My articles, writing, observations and other information about Futaleufu, Region X, and Chile. This picture was taken End of June 2008 in the town of Futa.
Thursday, January 29, 2009
Above Photos: Tres Monjas without snow, Rio Azul, and the unfinished house.
A cool, blue-sky morning before it warms, and breezes begin to stir the ash, I am sitting here with my mug of instant coffee, and a gut full of anticipation. At the socially acceptable hour of 9 a.m., I will head down to give the go-ahead to Patricio for the micro-hydro electric project for the house! The parts, materials (inverter, alternator, tubing, turbine, electric wires, etc.) and labor will be just a couple hundred bucks US more than the hook-up to grid quotes. And I might add, we've been waiting almost 11 months now for that to be accomplished. That little bit of news, just a faint whiff of promise has invigorated me. I'll leave Patricios house, and stop by a small fereteria to order the stuff for the addition awnings for the house, swing by Fernandos to load up the kitchen cabinet piece and tell him "forget life" on his increasingly expensive kitchen shelf ideas. Since I will have electric, Greg and I can use the lumber we have and pound up some nice, simple shelves our selves. The sealant and brushes are ready for Cocho and his son to treat the outside of the house. I've ordered a generator for those times when the water lines will freeze, which they will until the entire 1,000 meter line is completely buried. That will take time.
After almost a year of starts and fits, I have some vision that the house will be livable. A glint of hope. Greg and I would go out to the house and stare up at all the untreated wood. All of the raw windows, the wood floors, staircase, bare walls, untiled bathroom, and exposed slab kitchen sink. We'd drag out the sandpaper and start sanding one window at a time, the front door, the back door. All by hand. Sand, wipe, varnish. Each window pane only reaffirmed how much more there was to do. Split and stack some wood. Sand. Tape. Varnish. Ah, two windows out of twelve, all large with numerous panes. Sand and seal the deck. Replace warped boards. Drag down more varnish. Replace plumbing lines inside from the freeze, wait for the water spots to dry. Do sand and seal the front porch. By hand. Then take a hot shower using the best invention of all times for the pioneering weary, a gas, on-demand hot water heater. Light candles, fall into bed and get one page read before the river hypnotizes us to sleep.
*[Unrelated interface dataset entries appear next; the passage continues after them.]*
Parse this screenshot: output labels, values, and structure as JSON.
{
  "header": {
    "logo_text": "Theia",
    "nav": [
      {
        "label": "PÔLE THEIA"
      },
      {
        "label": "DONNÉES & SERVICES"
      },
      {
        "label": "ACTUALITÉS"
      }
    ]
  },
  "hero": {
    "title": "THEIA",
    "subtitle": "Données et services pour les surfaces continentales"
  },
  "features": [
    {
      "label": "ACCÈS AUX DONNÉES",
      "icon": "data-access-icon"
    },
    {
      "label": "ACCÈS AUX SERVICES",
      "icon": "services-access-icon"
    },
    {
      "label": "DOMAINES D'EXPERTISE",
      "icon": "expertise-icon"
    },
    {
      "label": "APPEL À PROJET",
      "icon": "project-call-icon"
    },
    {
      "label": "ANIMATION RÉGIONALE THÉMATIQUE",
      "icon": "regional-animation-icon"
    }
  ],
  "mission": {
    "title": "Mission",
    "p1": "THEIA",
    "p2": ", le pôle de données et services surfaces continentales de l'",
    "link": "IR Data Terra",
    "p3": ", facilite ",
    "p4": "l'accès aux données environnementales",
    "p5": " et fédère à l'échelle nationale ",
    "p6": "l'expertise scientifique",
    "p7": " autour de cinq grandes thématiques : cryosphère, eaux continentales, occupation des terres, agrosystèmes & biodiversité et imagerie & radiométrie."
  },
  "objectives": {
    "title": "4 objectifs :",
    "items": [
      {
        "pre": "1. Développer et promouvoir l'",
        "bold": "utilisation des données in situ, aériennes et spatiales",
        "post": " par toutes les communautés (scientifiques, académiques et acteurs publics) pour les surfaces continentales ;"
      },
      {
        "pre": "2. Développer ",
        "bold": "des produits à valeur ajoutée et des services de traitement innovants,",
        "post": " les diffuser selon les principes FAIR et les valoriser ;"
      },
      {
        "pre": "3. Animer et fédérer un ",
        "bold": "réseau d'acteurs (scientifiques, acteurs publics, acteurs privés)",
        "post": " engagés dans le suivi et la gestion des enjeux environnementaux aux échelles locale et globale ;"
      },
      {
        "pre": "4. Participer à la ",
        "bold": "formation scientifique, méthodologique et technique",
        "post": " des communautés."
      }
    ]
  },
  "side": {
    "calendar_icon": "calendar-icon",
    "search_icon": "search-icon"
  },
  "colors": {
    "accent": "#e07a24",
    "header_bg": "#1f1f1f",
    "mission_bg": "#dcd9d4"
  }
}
Difficult things for me will be ripping out the kitchen counter...a monstrous slab of wood with a beat up old sink siliconed into a rough hole cut in it. The slab will be cut up and make bedside stands. Then installing and re-plumbing the real sink. I'm not intimidated by the tile work on the counter top. Just starting the whole mess. I'll tile the bathrooms next year. And what to do about the bare plywood ceilings? I've decided just not to look up until next year...I can think about it for a while.
I thought I was a "pioneer", a girl-scout innovator and survival specialist, until I had to do it all the time, and the novelty wore off (after a week). I felt terribly high and mighty when the house had running water and flush toilets. Then the on-demand hot water. WhooHoo! It was sweet and fun to snuggle up and read good books by candle light. For a while, and then only when I "wanted" to, not because I had to. Then cooking outside on a fire wasn't as fun as it used to be, so I got a little gas cook top and warmed bread on the wood stove. The raging river was wonderful, still is, but now I miss my music, and listening to radio. Finding myself one day completely overwhelmed with the amount of work to be done before winter, instead of sanding and varnishing another window, I sat on the floor and sorted nails into little containers, sorting tools and wrapping twine and burned through a six-pack of beer and a pack of cigarettes.
So now, disgraced pioneering girl scout that I am, I am hiring other people to do work that I should be doing (all except the climbing a two-story ladder to finish windows and seal the wood outside). Greg and I still have much to do, and the cutting and stacking of firewood is top 'o the list. Come winter I think we'll be ready. As ready as anyone can be here in Patagonia. I still need to buy tire chains, and am thinking the long steep walk up to the road might require snow shoes. Since winter only last 4-5 months here, I think I've loaded enough books and music on my computer to get me through. Not sure though. I might need someone to come check on us come the end of September and see if we are babbling incoherently, or poked each others eyes out.